TASK TO COMPLETE: Once you have checked the records that follow, state how many of their lines hold "Hasan", giving the number only.

--- START ---

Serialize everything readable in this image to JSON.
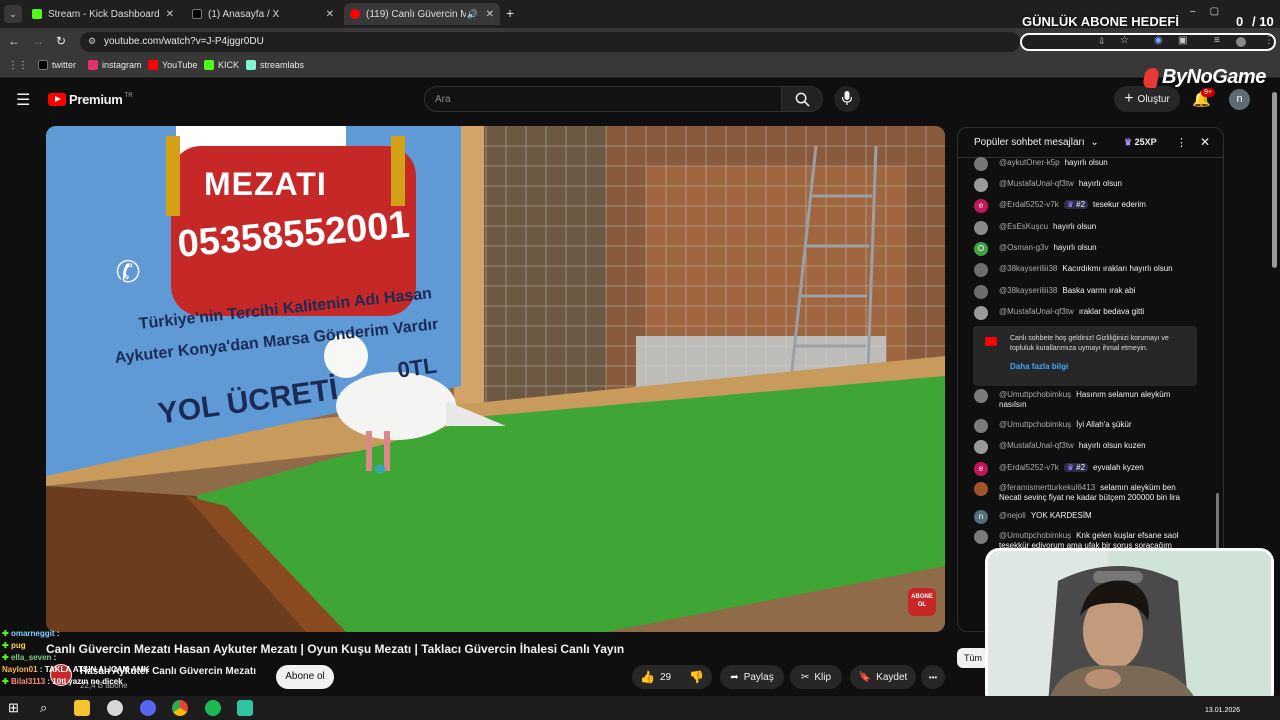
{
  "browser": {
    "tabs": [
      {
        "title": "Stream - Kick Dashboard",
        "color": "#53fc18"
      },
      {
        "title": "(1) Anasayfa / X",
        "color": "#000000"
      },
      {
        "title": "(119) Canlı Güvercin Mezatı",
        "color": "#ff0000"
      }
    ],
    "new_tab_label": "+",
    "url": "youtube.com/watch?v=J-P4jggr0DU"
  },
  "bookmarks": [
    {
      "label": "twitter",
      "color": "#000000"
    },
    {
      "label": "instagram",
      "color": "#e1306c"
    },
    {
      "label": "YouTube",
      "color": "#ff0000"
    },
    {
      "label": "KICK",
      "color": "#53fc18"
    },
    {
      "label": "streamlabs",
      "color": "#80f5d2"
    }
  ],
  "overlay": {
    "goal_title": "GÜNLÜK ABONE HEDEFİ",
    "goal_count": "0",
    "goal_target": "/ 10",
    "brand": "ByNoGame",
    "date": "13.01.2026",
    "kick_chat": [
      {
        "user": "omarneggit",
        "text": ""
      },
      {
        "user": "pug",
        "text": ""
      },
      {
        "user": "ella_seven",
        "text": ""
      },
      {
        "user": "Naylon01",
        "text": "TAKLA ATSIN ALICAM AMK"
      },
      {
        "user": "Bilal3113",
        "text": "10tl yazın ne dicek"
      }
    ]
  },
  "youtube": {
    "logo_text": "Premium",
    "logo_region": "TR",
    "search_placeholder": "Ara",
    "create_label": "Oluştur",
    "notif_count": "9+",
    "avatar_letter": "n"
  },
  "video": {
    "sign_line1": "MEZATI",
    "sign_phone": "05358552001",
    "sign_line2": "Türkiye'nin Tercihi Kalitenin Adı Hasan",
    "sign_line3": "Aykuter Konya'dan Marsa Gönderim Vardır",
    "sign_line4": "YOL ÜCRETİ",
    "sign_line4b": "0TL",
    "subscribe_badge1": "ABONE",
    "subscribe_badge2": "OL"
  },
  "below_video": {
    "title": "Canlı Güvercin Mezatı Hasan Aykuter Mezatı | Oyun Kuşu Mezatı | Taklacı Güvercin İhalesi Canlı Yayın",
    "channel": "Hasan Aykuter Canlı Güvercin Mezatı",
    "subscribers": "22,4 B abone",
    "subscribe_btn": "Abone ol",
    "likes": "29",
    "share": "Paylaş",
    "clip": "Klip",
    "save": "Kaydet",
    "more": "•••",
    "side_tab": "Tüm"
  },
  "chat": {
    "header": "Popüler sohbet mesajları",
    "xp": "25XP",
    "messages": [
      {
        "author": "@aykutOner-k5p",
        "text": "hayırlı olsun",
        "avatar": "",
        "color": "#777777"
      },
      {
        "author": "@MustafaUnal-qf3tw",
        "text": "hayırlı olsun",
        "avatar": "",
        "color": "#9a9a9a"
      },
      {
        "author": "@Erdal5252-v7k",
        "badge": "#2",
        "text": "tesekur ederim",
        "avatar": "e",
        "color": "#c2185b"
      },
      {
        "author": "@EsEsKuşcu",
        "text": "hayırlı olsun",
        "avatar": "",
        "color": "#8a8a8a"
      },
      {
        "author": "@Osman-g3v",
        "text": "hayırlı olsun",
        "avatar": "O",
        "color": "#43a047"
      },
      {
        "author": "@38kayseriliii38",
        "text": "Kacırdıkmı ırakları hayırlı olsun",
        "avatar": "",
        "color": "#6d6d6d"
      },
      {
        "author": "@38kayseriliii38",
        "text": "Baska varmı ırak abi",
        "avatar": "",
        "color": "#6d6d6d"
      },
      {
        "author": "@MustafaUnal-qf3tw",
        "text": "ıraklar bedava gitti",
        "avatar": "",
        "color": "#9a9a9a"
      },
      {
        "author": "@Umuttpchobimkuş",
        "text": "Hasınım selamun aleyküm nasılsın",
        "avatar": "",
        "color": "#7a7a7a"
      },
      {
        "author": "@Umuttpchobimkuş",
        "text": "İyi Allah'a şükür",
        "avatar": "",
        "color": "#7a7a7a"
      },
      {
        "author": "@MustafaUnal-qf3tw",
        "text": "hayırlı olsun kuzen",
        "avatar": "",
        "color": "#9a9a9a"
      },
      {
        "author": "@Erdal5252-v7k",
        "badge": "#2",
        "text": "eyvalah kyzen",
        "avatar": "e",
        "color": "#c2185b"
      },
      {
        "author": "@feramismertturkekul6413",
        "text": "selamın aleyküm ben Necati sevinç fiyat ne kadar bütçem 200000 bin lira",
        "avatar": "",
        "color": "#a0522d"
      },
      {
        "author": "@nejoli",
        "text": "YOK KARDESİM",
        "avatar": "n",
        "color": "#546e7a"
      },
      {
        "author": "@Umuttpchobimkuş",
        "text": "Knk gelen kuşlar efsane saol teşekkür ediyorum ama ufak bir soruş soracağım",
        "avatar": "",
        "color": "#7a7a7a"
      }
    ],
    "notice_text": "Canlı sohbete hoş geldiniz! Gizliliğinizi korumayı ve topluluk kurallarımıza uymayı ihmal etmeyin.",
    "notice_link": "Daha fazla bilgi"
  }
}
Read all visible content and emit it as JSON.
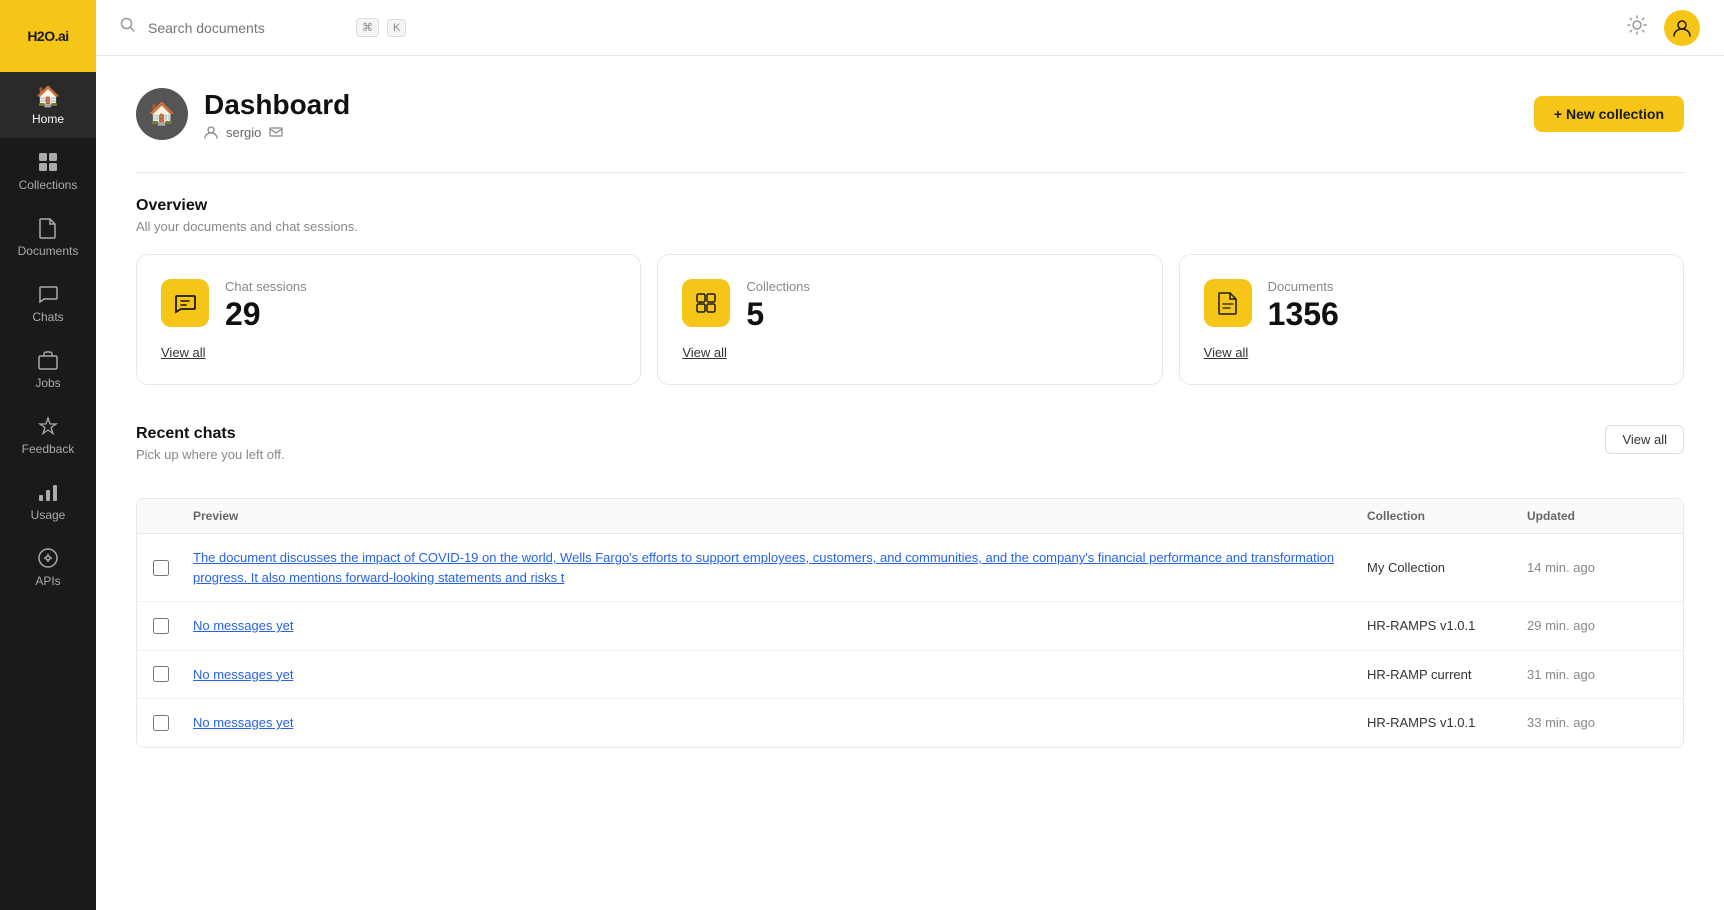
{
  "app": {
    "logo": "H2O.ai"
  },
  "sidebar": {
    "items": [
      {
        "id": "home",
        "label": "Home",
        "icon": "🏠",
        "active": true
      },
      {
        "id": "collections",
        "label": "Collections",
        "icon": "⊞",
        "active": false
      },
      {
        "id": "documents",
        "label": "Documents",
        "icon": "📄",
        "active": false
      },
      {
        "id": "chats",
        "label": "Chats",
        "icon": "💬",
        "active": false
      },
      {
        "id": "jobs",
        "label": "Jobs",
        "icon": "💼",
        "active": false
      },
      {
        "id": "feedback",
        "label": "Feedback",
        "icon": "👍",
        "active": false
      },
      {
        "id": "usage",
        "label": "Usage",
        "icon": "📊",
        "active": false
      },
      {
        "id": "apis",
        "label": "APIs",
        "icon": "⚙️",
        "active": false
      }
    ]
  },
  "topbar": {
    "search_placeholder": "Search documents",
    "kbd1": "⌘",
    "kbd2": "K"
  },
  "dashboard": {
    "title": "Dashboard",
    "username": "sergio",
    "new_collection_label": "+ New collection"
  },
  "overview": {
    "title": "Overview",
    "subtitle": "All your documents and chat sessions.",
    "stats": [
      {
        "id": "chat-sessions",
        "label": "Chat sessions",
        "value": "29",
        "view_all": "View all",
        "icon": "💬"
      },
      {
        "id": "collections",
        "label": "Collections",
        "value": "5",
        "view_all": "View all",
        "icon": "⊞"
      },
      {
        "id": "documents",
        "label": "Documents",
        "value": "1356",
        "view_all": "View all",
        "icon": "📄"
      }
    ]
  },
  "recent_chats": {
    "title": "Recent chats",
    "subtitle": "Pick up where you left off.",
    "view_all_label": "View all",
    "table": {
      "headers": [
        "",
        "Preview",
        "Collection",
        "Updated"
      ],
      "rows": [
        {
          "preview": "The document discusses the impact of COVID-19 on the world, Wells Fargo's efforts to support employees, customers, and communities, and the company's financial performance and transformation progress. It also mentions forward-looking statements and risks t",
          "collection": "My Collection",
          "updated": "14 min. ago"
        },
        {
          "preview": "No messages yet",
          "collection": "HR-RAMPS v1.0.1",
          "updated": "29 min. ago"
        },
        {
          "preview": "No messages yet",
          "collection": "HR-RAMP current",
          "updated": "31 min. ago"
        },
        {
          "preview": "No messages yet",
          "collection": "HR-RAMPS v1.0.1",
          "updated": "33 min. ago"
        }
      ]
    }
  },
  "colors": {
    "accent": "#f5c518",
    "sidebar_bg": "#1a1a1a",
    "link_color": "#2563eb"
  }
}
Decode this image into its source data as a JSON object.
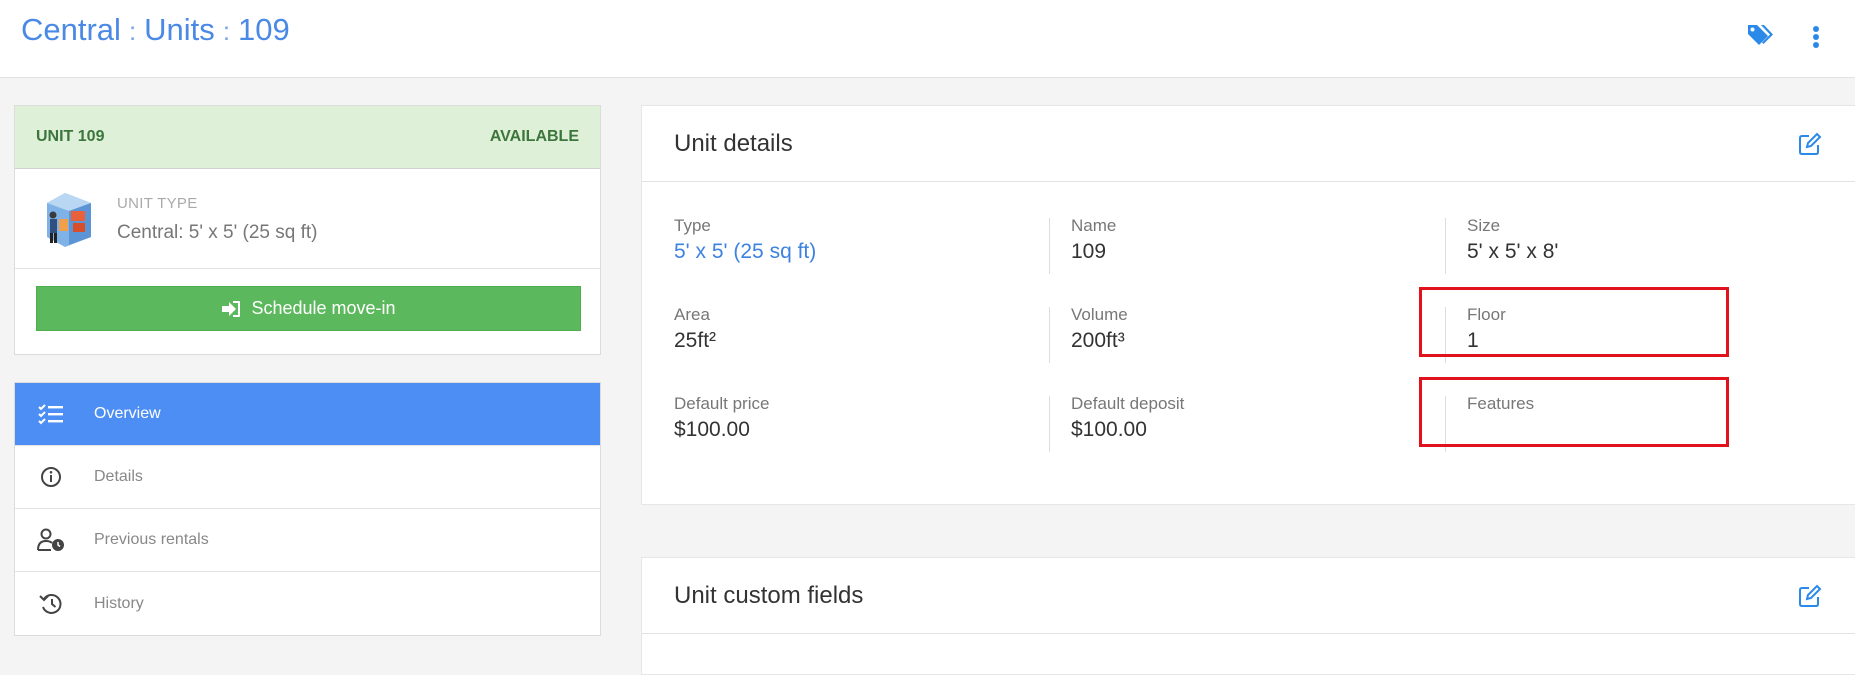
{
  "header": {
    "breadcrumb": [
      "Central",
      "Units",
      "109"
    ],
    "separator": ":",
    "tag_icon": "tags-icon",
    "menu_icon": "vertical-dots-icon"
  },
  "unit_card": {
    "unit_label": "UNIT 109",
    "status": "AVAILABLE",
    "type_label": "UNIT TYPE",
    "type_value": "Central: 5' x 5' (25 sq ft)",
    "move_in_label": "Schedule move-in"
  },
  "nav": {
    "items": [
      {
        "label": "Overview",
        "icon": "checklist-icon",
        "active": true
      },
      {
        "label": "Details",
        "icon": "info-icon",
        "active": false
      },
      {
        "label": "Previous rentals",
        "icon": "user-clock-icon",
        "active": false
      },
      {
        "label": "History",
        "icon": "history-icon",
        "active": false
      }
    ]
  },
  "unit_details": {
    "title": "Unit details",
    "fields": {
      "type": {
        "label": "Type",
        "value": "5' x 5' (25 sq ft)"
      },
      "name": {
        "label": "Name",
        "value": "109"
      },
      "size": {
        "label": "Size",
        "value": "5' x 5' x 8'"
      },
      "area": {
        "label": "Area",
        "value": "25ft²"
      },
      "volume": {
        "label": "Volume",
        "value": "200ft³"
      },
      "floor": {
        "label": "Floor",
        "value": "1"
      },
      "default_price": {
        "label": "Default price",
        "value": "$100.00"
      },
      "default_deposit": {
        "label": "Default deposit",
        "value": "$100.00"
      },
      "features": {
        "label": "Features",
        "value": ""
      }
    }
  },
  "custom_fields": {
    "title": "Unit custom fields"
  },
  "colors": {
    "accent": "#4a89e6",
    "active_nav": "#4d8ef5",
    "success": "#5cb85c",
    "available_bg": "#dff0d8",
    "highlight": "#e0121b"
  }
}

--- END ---

ANSWER TO THE EXERCISE: 3